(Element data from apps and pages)
*-*-*

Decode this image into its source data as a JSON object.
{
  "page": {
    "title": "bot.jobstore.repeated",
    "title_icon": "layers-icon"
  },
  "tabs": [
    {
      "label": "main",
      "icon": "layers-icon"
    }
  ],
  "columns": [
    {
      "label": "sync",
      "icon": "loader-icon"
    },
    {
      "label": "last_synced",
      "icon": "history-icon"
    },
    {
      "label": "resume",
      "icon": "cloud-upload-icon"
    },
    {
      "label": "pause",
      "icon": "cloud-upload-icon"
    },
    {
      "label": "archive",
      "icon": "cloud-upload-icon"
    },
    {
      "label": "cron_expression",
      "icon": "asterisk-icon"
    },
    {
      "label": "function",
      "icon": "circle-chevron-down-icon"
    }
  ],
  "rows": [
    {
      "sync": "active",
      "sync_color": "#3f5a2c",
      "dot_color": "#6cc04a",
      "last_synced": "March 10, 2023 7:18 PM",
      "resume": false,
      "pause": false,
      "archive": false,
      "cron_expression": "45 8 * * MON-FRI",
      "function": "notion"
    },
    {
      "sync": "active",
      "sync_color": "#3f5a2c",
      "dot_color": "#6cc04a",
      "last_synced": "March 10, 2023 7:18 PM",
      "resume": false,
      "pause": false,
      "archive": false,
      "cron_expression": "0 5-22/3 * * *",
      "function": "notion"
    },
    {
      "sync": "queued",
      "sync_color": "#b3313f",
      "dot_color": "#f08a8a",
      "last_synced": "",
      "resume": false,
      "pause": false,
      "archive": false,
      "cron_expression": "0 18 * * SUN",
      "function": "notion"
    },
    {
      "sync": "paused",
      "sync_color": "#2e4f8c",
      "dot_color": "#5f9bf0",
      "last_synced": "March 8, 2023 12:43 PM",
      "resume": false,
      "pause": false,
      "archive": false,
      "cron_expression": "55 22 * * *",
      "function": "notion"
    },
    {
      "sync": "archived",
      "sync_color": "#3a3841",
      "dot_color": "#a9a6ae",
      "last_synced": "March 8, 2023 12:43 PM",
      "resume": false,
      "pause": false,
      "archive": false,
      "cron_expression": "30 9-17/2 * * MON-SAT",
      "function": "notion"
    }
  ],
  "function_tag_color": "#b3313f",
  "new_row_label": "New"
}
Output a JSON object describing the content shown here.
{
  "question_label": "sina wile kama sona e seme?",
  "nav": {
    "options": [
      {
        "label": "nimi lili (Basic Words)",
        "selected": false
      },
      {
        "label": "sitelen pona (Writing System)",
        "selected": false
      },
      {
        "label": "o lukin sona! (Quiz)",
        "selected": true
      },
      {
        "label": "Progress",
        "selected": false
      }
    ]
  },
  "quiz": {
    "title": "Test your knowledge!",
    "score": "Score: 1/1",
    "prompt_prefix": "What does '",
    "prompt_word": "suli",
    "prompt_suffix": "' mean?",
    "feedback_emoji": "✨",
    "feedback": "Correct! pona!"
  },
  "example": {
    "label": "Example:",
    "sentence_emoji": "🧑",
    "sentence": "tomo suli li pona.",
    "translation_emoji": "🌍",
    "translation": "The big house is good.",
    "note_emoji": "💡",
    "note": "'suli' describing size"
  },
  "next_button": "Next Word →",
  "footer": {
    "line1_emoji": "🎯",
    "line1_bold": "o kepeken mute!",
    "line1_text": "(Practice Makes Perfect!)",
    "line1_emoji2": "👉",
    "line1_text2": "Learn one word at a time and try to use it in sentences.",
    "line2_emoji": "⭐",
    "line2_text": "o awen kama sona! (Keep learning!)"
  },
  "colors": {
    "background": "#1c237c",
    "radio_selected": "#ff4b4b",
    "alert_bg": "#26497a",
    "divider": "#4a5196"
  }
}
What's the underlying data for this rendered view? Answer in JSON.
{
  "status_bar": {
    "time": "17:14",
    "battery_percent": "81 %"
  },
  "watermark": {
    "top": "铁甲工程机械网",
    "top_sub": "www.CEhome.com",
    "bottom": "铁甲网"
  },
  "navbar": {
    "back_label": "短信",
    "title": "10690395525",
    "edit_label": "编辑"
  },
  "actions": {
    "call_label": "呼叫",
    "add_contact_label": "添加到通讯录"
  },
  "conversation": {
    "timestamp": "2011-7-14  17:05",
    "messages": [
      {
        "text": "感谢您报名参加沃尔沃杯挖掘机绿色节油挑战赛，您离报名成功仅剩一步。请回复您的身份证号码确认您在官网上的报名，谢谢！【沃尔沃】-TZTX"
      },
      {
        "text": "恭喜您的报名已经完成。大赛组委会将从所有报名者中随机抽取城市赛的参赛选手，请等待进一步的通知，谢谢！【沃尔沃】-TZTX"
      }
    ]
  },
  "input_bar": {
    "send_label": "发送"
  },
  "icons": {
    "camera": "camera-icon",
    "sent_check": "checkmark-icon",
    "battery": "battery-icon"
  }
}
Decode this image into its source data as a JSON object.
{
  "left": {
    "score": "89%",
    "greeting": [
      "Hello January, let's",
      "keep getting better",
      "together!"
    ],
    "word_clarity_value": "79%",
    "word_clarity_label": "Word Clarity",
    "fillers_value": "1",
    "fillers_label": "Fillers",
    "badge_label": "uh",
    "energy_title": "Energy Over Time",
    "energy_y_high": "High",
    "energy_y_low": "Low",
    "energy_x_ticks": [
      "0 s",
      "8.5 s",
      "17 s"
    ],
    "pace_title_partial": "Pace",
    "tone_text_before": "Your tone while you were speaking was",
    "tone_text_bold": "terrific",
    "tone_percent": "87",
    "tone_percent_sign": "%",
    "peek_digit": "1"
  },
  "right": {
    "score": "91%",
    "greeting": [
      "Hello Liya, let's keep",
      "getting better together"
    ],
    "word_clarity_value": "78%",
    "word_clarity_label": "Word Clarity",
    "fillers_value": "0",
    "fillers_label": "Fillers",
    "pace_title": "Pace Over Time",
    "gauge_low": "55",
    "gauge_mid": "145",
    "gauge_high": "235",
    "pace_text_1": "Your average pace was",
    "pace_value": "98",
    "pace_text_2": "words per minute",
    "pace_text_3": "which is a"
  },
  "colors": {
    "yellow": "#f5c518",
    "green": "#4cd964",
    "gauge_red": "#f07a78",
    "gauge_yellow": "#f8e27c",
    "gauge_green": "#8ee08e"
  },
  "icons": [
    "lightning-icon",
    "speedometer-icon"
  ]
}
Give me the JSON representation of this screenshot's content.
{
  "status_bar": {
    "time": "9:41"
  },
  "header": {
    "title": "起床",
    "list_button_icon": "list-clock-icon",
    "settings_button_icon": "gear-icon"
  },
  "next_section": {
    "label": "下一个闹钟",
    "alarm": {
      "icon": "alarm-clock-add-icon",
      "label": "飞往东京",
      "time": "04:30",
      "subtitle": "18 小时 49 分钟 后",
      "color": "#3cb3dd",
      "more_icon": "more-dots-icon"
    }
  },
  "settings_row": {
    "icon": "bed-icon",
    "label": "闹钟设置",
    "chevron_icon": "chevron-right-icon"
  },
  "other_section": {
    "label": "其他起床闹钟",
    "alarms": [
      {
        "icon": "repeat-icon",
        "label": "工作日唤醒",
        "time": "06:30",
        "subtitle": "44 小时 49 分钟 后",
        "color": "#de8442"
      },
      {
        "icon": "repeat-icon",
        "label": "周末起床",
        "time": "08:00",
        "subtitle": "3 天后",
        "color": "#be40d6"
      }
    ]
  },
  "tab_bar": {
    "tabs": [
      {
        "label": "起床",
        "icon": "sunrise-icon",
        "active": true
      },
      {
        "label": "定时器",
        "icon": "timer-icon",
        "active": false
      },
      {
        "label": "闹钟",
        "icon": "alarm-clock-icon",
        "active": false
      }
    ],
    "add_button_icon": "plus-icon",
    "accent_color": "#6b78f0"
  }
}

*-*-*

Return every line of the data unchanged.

Decode this image into its source data as a JSON object.
{
  "page": {
    "title": "bot.jobstore.repeated",
    "title_icon": "layers-icon"
  },
  "tabs": [
    {
      "label": "main",
      "icon": "layers-icon"
    }
  ],
  "columns": [
    {
      "label": "sync",
      "icon": "loader-icon"
    },
    {
      "label": "last_synced",
      "icon": "history-icon"
    },
    {
      "label": "resume",
      "icon": "cloud-upload-icon"
    },
    {
      "label": "pause",
      "icon": "cloud-upload-icon"
    },
    {
      "label": "archive",
      "icon": "cloud-upload-icon"
    },
    {
      "label": "cron_expression",
      "icon": "asterisk-icon"
    },
    {
      "label": "function",
      "icon": "circle-chevron-down-icon"
    }
  ],
  "rows": [
    {
      "sync": "active",
      "sync_color": "#3f5a2c",
      "dot_color": "#6cc04a",
      "last_synced": "March 10, 2023 7:18 PM",
      "resume": false,
      "pause": false,
      "archive": false,
      "cron_expression": "45 8 * * MON-FRI",
      "function": "notion"
    },
    {
      "sync": "active",
      "sync_color": "#3f5a2c",
      "dot_color": "#6cc04a",
      "last_synced": "March 10, 2023 7:18 PM",
      "resume": false,
      "pause": false,
      "archive": false,
      "cron_expression": "0 5-22/3 * * *",
      "function": "notion"
    },
    {
      "sync": "queued",
      "sync_color": "#b3313f",
      "dot_color": "#f08a8a",
      "last_synced": "",
      "resume": false,
      "pause": false,
      "archive": false,
      "cron_expression": "0 18 * * SUN",
      "function": "notion"
    },
    {
      "sync": "paused",
      "sync_color": "#2e4f8c",
      "dot_color": "#5f9bf0",
      "last_synced": "March 8, 2023 12:43 PM",
      "resume": false,
      "pause": false,
      "archive": false,
      "cron_expression": "55 22 * * *",
      "function": "notion"
    },
    {
      "sync": "archived",
      "sync_color": "#3a3841",
      "dot_color": "#a9a6ae",
      "last_synced": "March 8, 2023 12:43 PM",
      "resume": false,
      "pause": false,
      "archive": false,
      "cron_expression": "30 9-17/2 * * MON-SAT",
      "function": "notion"
    }
  ],
  "function_tag_color": "#b3313f",
  "new_row_label": "New"
}
Output a JSON object describing the content shown here.
{
  "question_label": "sina wile kama sona e seme?",
  "nav": {
    "options": [
      {
        "label": "nimi lili (Basic Words)",
        "selected": false
      },
      {
        "label": "sitelen pona (Writing System)",
        "selected": false
      },
      {
        "label": "o lukin sona! (Quiz)",
        "selected": true
      },
      {
        "label": "Progress",
        "selected": false
      }
    ]
  },
  "quiz": {
    "title": "Test your knowledge!",
    "score": "Score: 1/1",
    "prompt_prefix": "What does '",
    "prompt_word": "suli",
    "prompt_suffix": "' mean?",
    "feedback_emoji": "✨",
    "feedback": "Correct! pona!"
  },
  "example": {
    "label": "Example:",
    "sentence_emoji": "🧑",
    "sentence": "tomo suli li pona.",
    "translation_emoji": "🌍",
    "translation": "The big house is good.",
    "note_emoji": "💡",
    "note": "'suli' describing size"
  },
  "next_button": "Next Word →",
  "footer": {
    "line1_emoji": "🎯",
    "line1_bold": "o kepeken mute!",
    "line1_text": "(Practice Makes Perfect!)",
    "line1_emoji2": "👉",
    "line1_text2": "Learn one word at a time and try to use it in sentences.",
    "line2_emoji": "⭐",
    "line2_text": "o awen kama sona! (Keep learning!)"
  },
  "colors": {
    "background": "#1c237c",
    "radio_selected": "#ff4b4b",
    "alert_bg": "#26497a",
    "divider": "#4a5196"
  }
}
What's the underlying data for this rendered view? Answer in JSON.
{
  "status_bar": {
    "time": "17:14",
    "battery_percent": "81 %"
  },
  "watermark": {
    "top": "铁甲工程机械网",
    "top_sub": "www.CEhome.com",
    "bottom": "铁甲网"
  },
  "navbar": {
    "back_label": "短信",
    "title": "10690395525",
    "edit_label": "编辑"
  },
  "actions": {
    "call_label": "呼叫",
    "add_contact_label": "添加到通讯录"
  },
  "conversation": {
    "timestamp": "2011-7-14  17:05",
    "messages": [
      {
        "text": "感谢您报名参加沃尔沃杯挖掘机绿色节油挑战赛，您离报名成功仅剩一步。请回复您的身份证号码确认您在官网上的报名，谢谢！【沃尔沃】-TZTX"
      },
      {
        "text": "恭喜您的报名已经完成。大赛组委会将从所有报名者中随机抽取城市赛的参赛选手，请等待进一步的通知，谢谢！【沃尔沃】-TZTX"
      }
    ]
  },
  "input_bar": {
    "send_label": "发送"
  },
  "icons": {
    "camera": "camera-icon",
    "sent_check": "checkmark-icon",
    "battery": "battery-icon"
  }
}
Decode this image into its source data as a JSON object.
{
  "left": {
    "score": "89%",
    "greeting": [
      "Hello January, let's",
      "keep getting better",
      "together!"
    ],
    "word_clarity_value": "79%",
    "word_clarity_label": "Word Clarity",
    "fillers_value": "1",
    "fillers_label": "Fillers",
    "badge_label": "uh",
    "energy_title": "Energy Over Time",
    "energy_y_high": "High",
    "energy_y_low": "Low",
    "energy_x_ticks": [
      "0 s",
      "8.5 s",
      "17 s"
    ],
    "pace_title_partial": "Pace",
    "tone_text_before": "Your tone while you were speaking was",
    "tone_text_bold": "terrific",
    "tone_percent": "87",
    "tone_percent_sign": "%",
    "peek_digit": "1"
  },
  "right": {
    "score": "91%",
    "greeting": [
      "Hello Liya, let's keep",
      "getting better together"
    ],
    "word_clarity_value": "78%",
    "word_clarity_label": "Word Clarity",
    "fillers_value": "0",
    "fillers_label": "Fillers",
    "pace_title": "Pace Over Time",
    "gauge_low": "55",
    "gauge_mid": "145",
    "gauge_high": "235",
    "pace_text_1": "Your average pace was",
    "pace_value": "98",
    "pace_text_2": "words per minute",
    "pace_text_3": "which is a"
  },
  "colors": {
    "yellow": "#f5c518",
    "green": "#4cd964",
    "gauge_red": "#f07a78",
    "gauge_yellow": "#f8e27c",
    "gauge_green": "#8ee08e"
  },
  "icons": [
    "lightning-icon",
    "speedometer-icon"
  ]
}
Give me the JSON representation of this screenshot's content.
{
  "status_bar": {
    "time": "9:41"
  },
  "header": {
    "title": "起床",
    "list_button_icon": "list-clock-icon",
    "settings_button_icon": "gear-icon"
  },
  "next_section": {
    "label": "下一个闹钟",
    "alarm": {
      "icon": "alarm-clock-add-icon",
      "label": "飞往东京",
      "time": "04:30",
      "subtitle": "18 小时 49 分钟 后",
      "color": "#3cb3dd",
      "more_icon": "more-dots-icon"
    }
  },
  "settings_row": {
    "icon": "bed-icon",
    "label": "闹钟设置",
    "chevron_icon": "chevron-right-icon"
  },
  "other_section": {
    "label": "其他起床闹钟",
    "alarms": [
      {
        "icon": "repeat-icon",
        "label": "工作日唤醒",
        "time": "06:30",
        "subtitle": "44 小时 49 分钟 后",
        "color": "#de8442"
      },
      {
        "icon": "repeat-icon",
        "label": "周末起床",
        "time": "08:00",
        "subtitle": "3 天后",
        "color": "#be40d6"
      }
    ]
  },
  "tab_bar": {
    "tabs": [
      {
        "label": "起床",
        "icon": "sunrise-icon",
        "active": true
      },
      {
        "label": "定时器",
        "icon": "timer-icon",
        "active": false
      },
      {
        "label": "闹钟",
        "icon": "alarm-clock-icon",
        "active": false
      }
    ],
    "add_button_icon": "plus-icon",
    "accent_color": "#6b78f0"
  }
}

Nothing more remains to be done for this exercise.